Here are a few more evidence-based stats to consider.
The number of people with ADD or inattentive behavior has more than doubled in the last 20 years according to the CDC.
The number of emails sent each day is over 300 billion worldwide! Plus, the number of email users is growing with mobile users being the largest.
The average office (or remote) worker in the US receives 121 business-related emails each day.
These statistics might feel unrelated, but they are not. Even with all the communication going on, people feel less connected than ever before. In fact, a recent report by Harvard tells us that 61% of young adults report being seriously lonely. And now more than ever, people are desperately trying to work remotely with as little interaction with others.
What does all of this add up to?
More than ever, we are struggling to interact with others.
Many of us are not wanting to interact with others – and when we do, it is through texting, email, and chat platforms.
These things are not the recipe for better human interactions.
Instead, we are creating a breeding ground for less collaboration, worse communication, and ineffective social interactions.
We are training ourselves to be present only for the very vital information needed to accomplish a task, then shutting down and opening the door for distraction without seeing the true value of being fully present beyond what we think is necessary.
Being Fully Present: How to Deter our Own Brains From Multitasking Behaviors
So, how do we un-train ourselves? How do we re-focus on being fully present and deter our minds from running the route of multitasking?
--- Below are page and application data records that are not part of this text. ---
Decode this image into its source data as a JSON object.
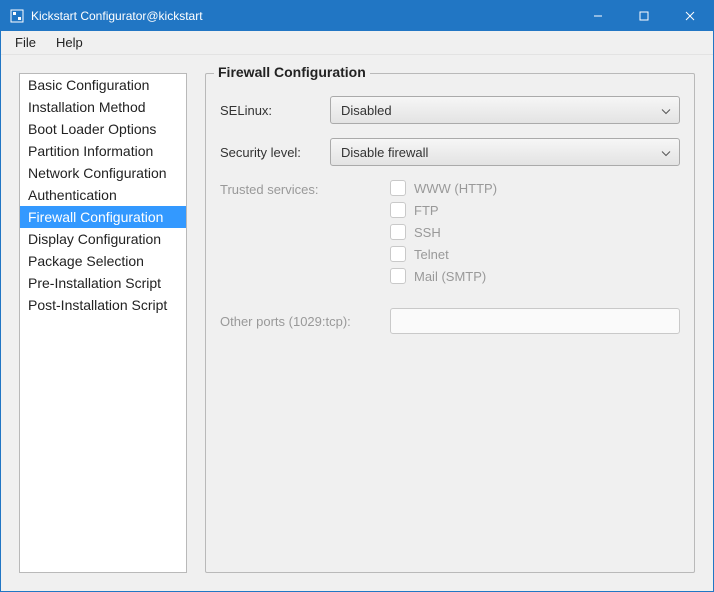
{
  "window": {
    "title": "Kickstart Configurator@kickstart"
  },
  "menubar": {
    "file": "File",
    "help": "Help"
  },
  "sidebar": {
    "items": [
      "Basic Configuration",
      "Installation Method",
      "Boot Loader Options",
      "Partition Information",
      "Network Configuration",
      "Authentication",
      "Firewall Configuration",
      "Display Configuration",
      "Package Selection",
      "Pre-Installation Script",
      "Post-Installation Script"
    ],
    "selected_index": 6
  },
  "panel": {
    "legend": "Firewall Configuration",
    "selinux_label": "SELinux:",
    "selinux_value": "Disabled",
    "seclevel_label": "Security level:",
    "seclevel_value": "Disable firewall",
    "trusted_label": "Trusted services:",
    "services": [
      "WWW (HTTP)",
      "FTP",
      "SSH",
      "Telnet",
      "Mail (SMTP)"
    ],
    "ports_label": "Other ports (1029:tcp):",
    "ports_value": ""
  }
}
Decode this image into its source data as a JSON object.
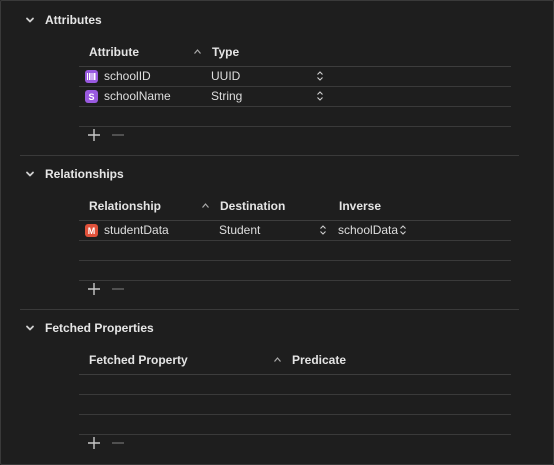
{
  "attributes": {
    "title": "Attributes",
    "columns": [
      "Attribute",
      "Type"
    ],
    "rows": [
      {
        "icon": "attribute-uuid-icon",
        "name": "schoolID",
        "type": "UUID"
      },
      {
        "icon": "attribute-string-icon",
        "badge": "S",
        "name": "schoolName",
        "type": "String"
      }
    ]
  },
  "relationships": {
    "title": "Relationships",
    "columns": [
      "Relationship",
      "Destination",
      "Inverse"
    ],
    "rows": [
      {
        "badge": "M",
        "name": "studentData",
        "destination": "Student",
        "inverse": "schoolData"
      }
    ]
  },
  "fetched": {
    "title": "Fetched Properties",
    "columns": [
      "Fetched Property",
      "Predicate"
    ]
  },
  "colors": {
    "purple": "#9a5ae0",
    "red": "#e0513a",
    "background": "#1e1e1e"
  }
}
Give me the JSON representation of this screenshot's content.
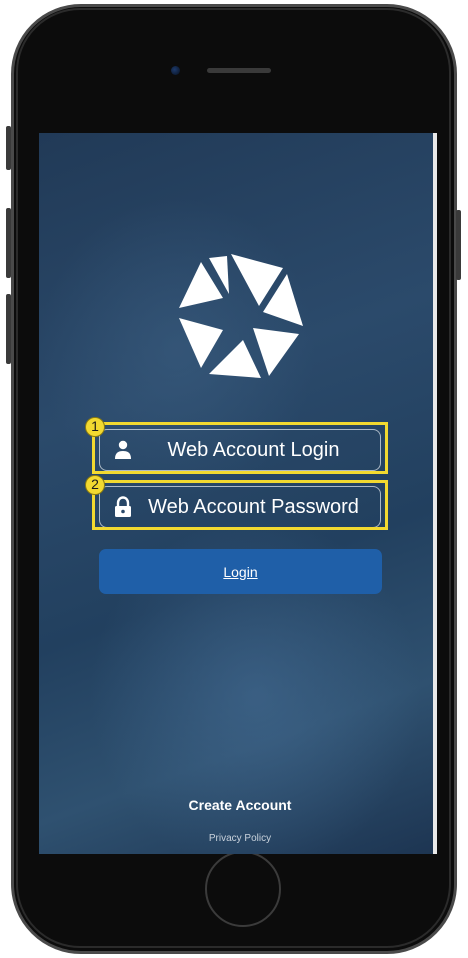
{
  "app": {
    "logo_name": "aperture-logo"
  },
  "login_form": {
    "username_field": {
      "placeholder": "Web Account Login",
      "icon": "user-icon"
    },
    "password_field": {
      "placeholder": "Web Account Password",
      "icon": "lock-icon"
    },
    "login_button_label": "Login"
  },
  "footer": {
    "create_account_label": "Create Account",
    "privacy_policy_label": "Privacy Policy"
  },
  "annotations": {
    "marker_1": "1",
    "marker_2": "2",
    "highlight_color": "#f2d930"
  },
  "colors": {
    "login_button": "#1f5fa8",
    "screen_background": "#2b4a6b"
  }
}
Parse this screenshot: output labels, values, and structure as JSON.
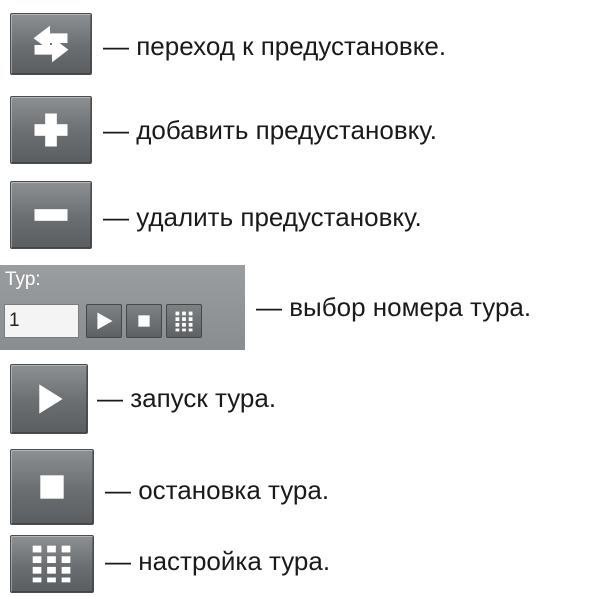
{
  "items": [
    {
      "icon": "goto-preset-icon",
      "text": "— переход к предустановке."
    },
    {
      "icon": "add-preset-icon",
      "text": "— добавить предустановку."
    },
    {
      "icon": "delete-preset-icon",
      "text": "— удалить предустановку."
    },
    {
      "icon": "tour-selector-panel",
      "text": "— выбор номера тура."
    },
    {
      "icon": "play-icon",
      "text": "— запуск тура."
    },
    {
      "icon": "stop-icon",
      "text": "— остановка тура."
    },
    {
      "icon": "grid-icon",
      "text": "— настройка тура."
    }
  ],
  "tour_panel": {
    "label": "Тур:",
    "value": "1"
  }
}
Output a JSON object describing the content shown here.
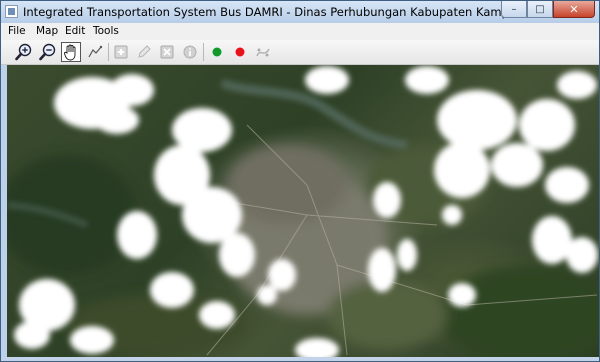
{
  "window": {
    "title": "Integrated Transportation System Bus DAMRI - Dinas Perhubungan Kabupaten Kampar",
    "controls": {
      "minimize": "–",
      "maximize": "□",
      "close": "✕"
    }
  },
  "menu": [
    "File",
    "Map",
    "Edit",
    "Tools"
  ],
  "toolbar": {
    "buttons": [
      {
        "icon": "zoom-in-icon",
        "active": false,
        "enabled": true
      },
      {
        "icon": "zoom-out-icon",
        "active": false,
        "enabled": true
      },
      {
        "icon": "pan-hand-icon",
        "active": true,
        "enabled": true
      },
      {
        "icon": "polyline-icon",
        "active": false,
        "enabled": true
      },
      {
        "icon": "add-icon",
        "active": false,
        "enabled": false
      },
      {
        "icon": "edit-pencil-icon",
        "active": false,
        "enabled": false
      },
      {
        "icon": "delete-icon",
        "active": false,
        "enabled": false
      },
      {
        "icon": "info-icon",
        "active": false,
        "enabled": false
      },
      {
        "icon": "green-dot-icon",
        "active": false,
        "enabled": true
      },
      {
        "icon": "red-dot-icon",
        "active": false,
        "enabled": true
      },
      {
        "icon": "route-icon",
        "active": false,
        "enabled": false
      }
    ]
  },
  "colors": {
    "titlebar": "#c4d7ee",
    "close_button": "#c7432c",
    "green_marker": "#119a2a",
    "red_marker": "#e8121b",
    "vegetation": "#2e4126",
    "urban": "#8a8a7e",
    "cloud": "#ffffff"
  }
}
Here are some techniques that you can employ if you want to be more present with the ultimate goal of learning how to become fully present.
Do not have your phone in sight when you are having a one-on-one conversation with someone. It worked for the last 10,000 years of human interactions, did it not? Why change now?
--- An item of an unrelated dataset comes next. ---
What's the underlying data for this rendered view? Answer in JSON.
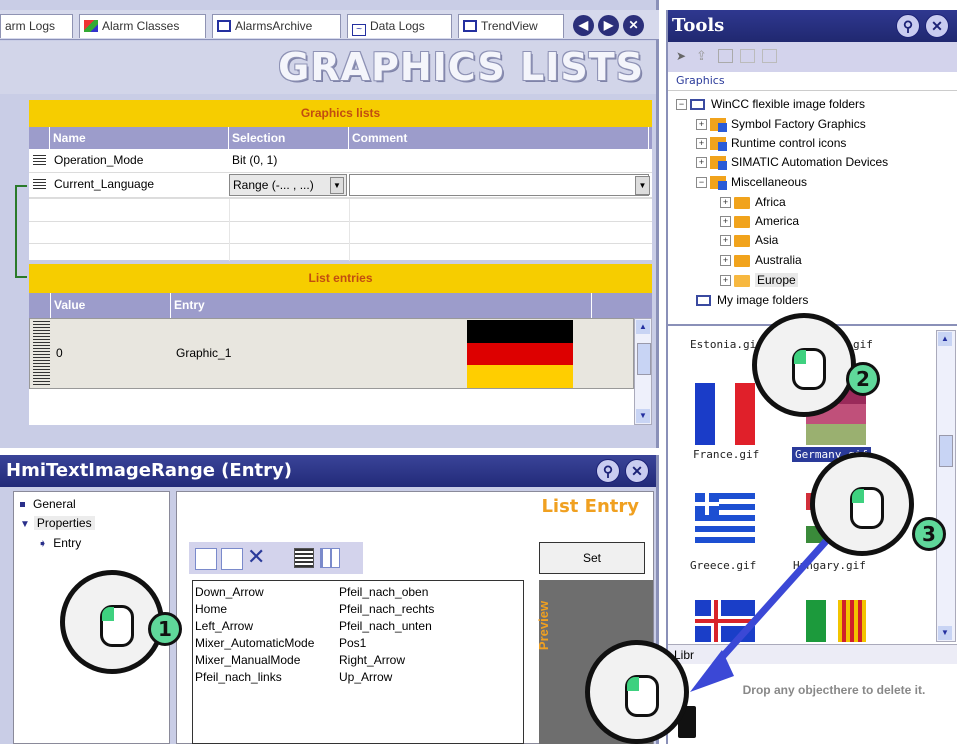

Practice active listening when in a conversation or on a conference call. Take notes to keep your mind occupied with what is being said.
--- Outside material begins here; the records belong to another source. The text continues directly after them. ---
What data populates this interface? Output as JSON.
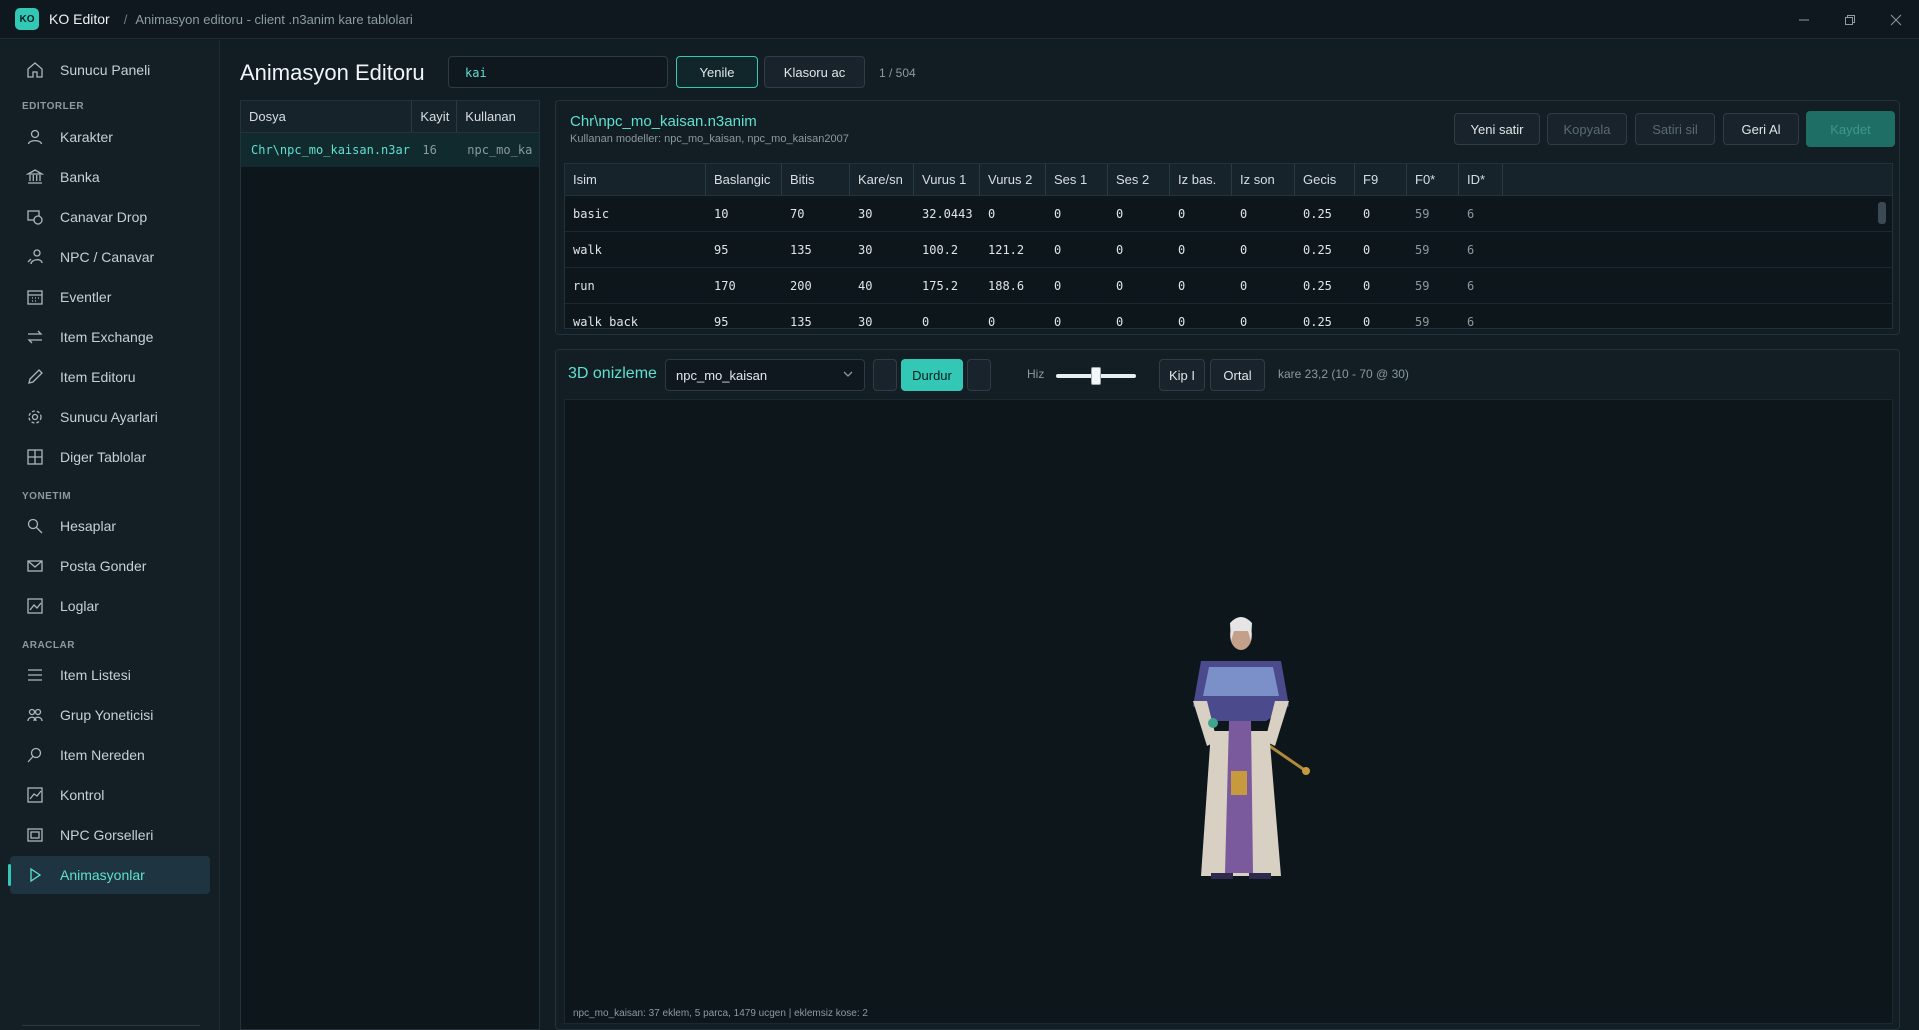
{
  "titlebar": {
    "logo": "KO",
    "app_name": "KO Editor",
    "separator": "/",
    "breadcrumb": "Animasyon editoru - client .n3anim kare tablolari"
  },
  "sidebar": {
    "top_item": {
      "label": "Sunucu Paneli",
      "icon": "home-icon"
    },
    "sections": [
      {
        "title": "EDITORLER"
      },
      {
        "title": "YONETIM"
      },
      {
        "title": "ARACLAR"
      }
    ],
    "items": [
      {
        "label": "Karakter",
        "icon": "user-icon"
      },
      {
        "label": "Banka",
        "icon": "bank-icon"
      },
      {
        "label": "Canavar Drop",
        "icon": "drop-icon"
      },
      {
        "label": "NPC / Canavar",
        "icon": "npc-icon"
      },
      {
        "label": "Eventler",
        "icon": "calendar-icon"
      },
      {
        "label": "Item Exchange",
        "icon": "exchange-icon"
      },
      {
        "label": "Item Editoru",
        "icon": "pencil-icon"
      },
      {
        "label": "Sunucu Ayarlari",
        "icon": "gear-icon"
      },
      {
        "label": "Diger Tablolar",
        "icon": "grid-icon"
      },
      {
        "label": "Hesaplar",
        "icon": "user-search-icon"
      },
      {
        "label": "Posta Gonder",
        "icon": "mail-icon"
      },
      {
        "label": "Loglar",
        "icon": "log-icon"
      },
      {
        "label": "Item Listesi",
        "icon": "list-icon"
      },
      {
        "label": "Grup Yoneticisi",
        "icon": "group-icon"
      },
      {
        "label": "Item Nereden",
        "icon": "search-icon"
      },
      {
        "label": "Kontrol",
        "icon": "check-chart-icon"
      },
      {
        "label": "NPC Gorselleri",
        "icon": "image-icon"
      },
      {
        "label": "Animasyonlar",
        "icon": "play-icon",
        "active": true
      }
    ]
  },
  "main": {
    "title": "Animasyon Editoru",
    "search_value": "kai",
    "refresh_label": "Yenile",
    "open_folder_label": "Klasoru ac",
    "count": "1 / 504"
  },
  "filelist": {
    "columns": [
      "Dosya",
      "Kayit",
      "Kullanan"
    ],
    "rows": [
      {
        "file": "Chr\\npc_mo_kaisan.n3ar",
        "count": "16",
        "user": "npc_mo_ka"
      }
    ]
  },
  "anim": {
    "title": "Chr\\npc_mo_kaisan.n3anim",
    "subtitle": "Kullanan modeller: npc_mo_kaisan, npc_mo_kaisan2007",
    "buttons": {
      "new_row": "Yeni satir",
      "copy": "Kopyala",
      "delete_row": "Satiri sil",
      "undo": "Geri Al",
      "save": "Kaydet"
    },
    "columns": [
      "Isim",
      "Baslangic",
      "Bitis",
      "Kare/sn",
      "Vurus 1",
      "Vurus 2",
      "Ses 1",
      "Ses 2",
      "Iz bas.",
      "Iz son",
      "Gecis",
      "F9",
      "F0*",
      "ID*"
    ],
    "rows": [
      [
        "basic",
        "10",
        "70",
        "30",
        "32.0443",
        "0",
        "0",
        "0",
        "0",
        "0",
        "0.25",
        "0",
        "59",
        "6"
      ],
      [
        "walk",
        "95",
        "135",
        "30",
        "100.2",
        "121.2",
        "0",
        "0",
        "0",
        "0",
        "0.25",
        "0",
        "59",
        "6"
      ],
      [
        "run",
        "170",
        "200",
        "40",
        "175.2",
        "188.6",
        "0",
        "0",
        "0",
        "0",
        "0.25",
        "0",
        "59",
        "6"
      ],
      [
        "walk_back",
        "95",
        "135",
        "30",
        "0",
        "0",
        "0",
        "0",
        "0",
        "0",
        "0.25",
        "0",
        "59",
        "6"
      ]
    ]
  },
  "preview": {
    "title": "3D onizleme",
    "model": "npc_mo_kaisan",
    "stop_label": "Durdur",
    "speed_label": "Hiz",
    "speed_value": 0.5,
    "mode_label": "Kip I",
    "center_label": "Ortal",
    "frame_info": "kare 23,2   (10 - 70 @ 30)",
    "status": "npc_mo_kaisan: 37 eklem, 5 parca, 1479 ucgen | eklemsiz kose: 2"
  },
  "colors": {
    "accent": "#33c8b6",
    "accent_text": "#5fe0d0",
    "background": "#121c23"
  }
}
Active listening will increase your ability to be more empathic – so actively listen at every opportunity.
Focus on the speaker and how they are communicating. About 70-90% of information is non-verbal, so engage your attention and focus on what is really being communicated.
List the activities you need to accomplish in a given time period. Rank them in order of importance for completion. Then, do them in order – one at a time. You will see your productivity grow.
Care! Care about who is in front of you. Care about the task in front of you. If you can not give it your UNDIVIDED attention, then do not schedule it. Tell the person that you want to really focus on the task or conversation and you should schedule it for later when you can give it your full attention like it deserves.
Have you ever received an email from a person as you were talking to them on the phone? Have you ever been telling someone a personal story and they glanced at their watch or looked at their phone? Have you ever told a story and before you were finished, the other person jumped in and one-upped your story because they thought they were identifying with you? These are everyday examples of what it feels like to be around someone who is not fully present.
So, if you want better relationships with loved ones, if you want to achieve better results in a shorter period of time, and if you want to be more productive in your personal or work life, then retrain yourself to become someone focused on being fully present.
If you or your team need more techniques on becoming a fully-present person, then reach out to us at email@example.com
We promise to have a fully present conversation with you that details how you can achieve these goals!